## TASK TO COMPLETE:
Look through the entries below and return all lines including the word "image".
(SUPPLIED INFORMATION begins)
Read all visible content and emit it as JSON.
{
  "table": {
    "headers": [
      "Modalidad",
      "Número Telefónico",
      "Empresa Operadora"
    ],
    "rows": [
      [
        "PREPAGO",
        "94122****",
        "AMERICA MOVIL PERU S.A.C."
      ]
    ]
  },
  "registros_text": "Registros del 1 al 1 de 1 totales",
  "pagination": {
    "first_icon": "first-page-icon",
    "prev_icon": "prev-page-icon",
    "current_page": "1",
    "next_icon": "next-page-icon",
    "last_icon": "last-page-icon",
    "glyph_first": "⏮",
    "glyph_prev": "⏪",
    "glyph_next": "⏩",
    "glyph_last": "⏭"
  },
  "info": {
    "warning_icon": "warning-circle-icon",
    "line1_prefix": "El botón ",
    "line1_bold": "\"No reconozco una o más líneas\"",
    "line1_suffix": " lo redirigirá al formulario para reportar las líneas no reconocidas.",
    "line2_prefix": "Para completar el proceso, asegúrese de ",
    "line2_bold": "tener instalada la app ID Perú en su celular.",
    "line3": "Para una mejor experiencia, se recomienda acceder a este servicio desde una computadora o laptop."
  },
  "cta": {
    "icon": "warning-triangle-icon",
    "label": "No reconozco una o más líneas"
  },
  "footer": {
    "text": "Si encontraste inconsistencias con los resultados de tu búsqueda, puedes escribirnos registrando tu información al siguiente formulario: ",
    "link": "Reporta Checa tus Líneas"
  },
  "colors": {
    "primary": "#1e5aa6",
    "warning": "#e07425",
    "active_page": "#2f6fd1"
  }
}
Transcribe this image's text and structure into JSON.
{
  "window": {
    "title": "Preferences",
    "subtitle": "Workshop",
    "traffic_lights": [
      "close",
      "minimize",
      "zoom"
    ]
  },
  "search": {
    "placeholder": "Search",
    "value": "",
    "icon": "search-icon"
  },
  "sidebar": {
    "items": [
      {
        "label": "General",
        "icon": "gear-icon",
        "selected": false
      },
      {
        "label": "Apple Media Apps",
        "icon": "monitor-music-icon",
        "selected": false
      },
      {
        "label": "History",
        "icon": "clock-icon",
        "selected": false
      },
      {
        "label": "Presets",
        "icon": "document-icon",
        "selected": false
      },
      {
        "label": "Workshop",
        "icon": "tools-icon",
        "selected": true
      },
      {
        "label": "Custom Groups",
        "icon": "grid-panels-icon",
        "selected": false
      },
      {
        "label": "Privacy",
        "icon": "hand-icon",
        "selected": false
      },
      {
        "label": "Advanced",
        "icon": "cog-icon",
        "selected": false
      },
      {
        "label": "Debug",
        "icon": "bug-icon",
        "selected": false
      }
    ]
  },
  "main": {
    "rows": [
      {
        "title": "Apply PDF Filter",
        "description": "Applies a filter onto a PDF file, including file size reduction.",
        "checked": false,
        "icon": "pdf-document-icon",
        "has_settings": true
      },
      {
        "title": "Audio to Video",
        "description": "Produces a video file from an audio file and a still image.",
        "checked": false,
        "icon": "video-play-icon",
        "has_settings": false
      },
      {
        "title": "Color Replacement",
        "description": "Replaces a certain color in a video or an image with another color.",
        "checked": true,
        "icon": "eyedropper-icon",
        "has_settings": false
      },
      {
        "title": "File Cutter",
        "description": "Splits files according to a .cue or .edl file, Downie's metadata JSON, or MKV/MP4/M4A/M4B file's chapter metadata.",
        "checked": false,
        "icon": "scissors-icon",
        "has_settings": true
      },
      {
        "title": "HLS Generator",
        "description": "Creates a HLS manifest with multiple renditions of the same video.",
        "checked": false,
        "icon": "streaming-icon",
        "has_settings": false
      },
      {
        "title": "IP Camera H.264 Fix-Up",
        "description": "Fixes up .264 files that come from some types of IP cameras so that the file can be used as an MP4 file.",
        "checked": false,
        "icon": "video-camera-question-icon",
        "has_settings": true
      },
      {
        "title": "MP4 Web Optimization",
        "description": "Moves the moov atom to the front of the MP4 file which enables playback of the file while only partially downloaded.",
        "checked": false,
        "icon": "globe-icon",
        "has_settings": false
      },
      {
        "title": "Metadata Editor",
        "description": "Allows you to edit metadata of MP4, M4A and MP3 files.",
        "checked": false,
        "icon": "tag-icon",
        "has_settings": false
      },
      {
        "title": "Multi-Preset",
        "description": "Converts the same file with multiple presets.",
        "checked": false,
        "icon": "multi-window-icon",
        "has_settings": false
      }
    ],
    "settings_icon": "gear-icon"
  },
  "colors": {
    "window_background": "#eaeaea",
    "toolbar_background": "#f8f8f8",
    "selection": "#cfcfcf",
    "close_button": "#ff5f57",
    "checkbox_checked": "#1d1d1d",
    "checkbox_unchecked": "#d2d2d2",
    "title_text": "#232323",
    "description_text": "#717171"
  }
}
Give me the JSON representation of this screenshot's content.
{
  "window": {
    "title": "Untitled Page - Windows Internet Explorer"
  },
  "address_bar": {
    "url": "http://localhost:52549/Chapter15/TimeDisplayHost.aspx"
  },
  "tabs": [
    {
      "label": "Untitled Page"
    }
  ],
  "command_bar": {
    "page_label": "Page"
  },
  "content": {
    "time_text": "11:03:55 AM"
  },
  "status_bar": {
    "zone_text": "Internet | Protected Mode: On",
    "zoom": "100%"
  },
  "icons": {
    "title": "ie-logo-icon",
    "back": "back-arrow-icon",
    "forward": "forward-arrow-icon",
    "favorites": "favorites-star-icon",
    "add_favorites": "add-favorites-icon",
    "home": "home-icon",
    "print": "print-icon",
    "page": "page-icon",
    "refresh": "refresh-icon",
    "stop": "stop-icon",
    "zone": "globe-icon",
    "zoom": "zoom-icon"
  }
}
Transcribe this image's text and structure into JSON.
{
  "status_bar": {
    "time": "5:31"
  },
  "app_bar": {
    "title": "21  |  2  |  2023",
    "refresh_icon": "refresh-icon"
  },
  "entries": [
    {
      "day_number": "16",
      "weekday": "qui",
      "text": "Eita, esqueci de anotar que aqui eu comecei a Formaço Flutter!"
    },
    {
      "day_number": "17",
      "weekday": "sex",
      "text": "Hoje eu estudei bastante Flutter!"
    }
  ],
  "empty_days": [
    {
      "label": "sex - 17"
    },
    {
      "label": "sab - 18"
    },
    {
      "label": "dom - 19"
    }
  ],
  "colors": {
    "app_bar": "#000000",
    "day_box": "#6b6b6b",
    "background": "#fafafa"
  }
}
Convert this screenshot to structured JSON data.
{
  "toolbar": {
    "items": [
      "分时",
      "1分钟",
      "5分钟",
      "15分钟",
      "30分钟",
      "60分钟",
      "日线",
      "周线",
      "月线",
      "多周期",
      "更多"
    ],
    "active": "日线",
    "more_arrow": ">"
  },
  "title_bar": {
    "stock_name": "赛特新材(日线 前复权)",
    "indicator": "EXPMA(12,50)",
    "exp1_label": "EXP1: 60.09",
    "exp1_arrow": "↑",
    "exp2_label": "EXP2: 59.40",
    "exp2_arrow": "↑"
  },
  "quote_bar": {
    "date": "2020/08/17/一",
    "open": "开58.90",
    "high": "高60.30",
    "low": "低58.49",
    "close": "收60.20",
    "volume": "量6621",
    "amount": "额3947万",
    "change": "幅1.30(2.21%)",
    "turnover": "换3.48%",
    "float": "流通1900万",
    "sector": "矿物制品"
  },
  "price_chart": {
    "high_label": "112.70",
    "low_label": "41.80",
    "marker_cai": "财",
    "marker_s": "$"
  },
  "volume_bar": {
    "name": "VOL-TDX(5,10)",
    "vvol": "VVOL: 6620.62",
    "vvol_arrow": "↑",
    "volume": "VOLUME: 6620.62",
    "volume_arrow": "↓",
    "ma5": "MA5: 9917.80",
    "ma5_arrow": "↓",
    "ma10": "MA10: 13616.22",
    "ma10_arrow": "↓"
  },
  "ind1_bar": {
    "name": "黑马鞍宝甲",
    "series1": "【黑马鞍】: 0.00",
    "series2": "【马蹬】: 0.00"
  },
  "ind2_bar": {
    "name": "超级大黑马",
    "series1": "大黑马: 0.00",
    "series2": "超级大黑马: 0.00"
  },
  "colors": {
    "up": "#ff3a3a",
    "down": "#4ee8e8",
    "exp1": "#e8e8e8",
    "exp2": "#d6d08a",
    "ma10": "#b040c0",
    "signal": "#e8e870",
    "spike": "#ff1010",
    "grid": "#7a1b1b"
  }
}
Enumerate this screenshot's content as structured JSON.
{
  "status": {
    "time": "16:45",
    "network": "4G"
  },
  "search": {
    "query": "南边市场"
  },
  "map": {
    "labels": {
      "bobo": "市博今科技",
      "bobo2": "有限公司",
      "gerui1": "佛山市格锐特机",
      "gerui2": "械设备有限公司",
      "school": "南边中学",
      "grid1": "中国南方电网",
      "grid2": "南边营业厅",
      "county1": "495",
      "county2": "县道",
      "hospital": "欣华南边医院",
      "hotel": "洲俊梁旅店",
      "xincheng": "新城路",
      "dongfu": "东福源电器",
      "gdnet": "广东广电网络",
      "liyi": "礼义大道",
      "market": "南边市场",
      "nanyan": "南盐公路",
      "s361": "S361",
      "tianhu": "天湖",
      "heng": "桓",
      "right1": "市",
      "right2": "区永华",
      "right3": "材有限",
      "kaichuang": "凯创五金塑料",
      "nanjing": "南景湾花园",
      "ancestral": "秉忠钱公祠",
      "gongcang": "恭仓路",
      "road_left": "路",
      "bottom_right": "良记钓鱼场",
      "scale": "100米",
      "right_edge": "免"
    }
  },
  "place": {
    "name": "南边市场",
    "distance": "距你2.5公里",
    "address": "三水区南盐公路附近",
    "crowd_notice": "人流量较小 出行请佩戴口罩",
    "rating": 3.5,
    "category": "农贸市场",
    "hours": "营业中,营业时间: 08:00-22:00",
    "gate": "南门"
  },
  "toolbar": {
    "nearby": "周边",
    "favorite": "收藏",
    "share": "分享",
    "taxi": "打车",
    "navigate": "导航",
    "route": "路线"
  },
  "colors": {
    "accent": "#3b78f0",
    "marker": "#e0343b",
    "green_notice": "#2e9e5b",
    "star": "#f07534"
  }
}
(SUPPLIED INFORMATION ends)
## REPLY:
Transcribe this image's text and structure into JSON.
        "description": "Produces a video file from an audio file and a still image.",
        "description": "Replaces a certain color in a video or an image with another color.",
Transcribe this image's text and structure into JSON.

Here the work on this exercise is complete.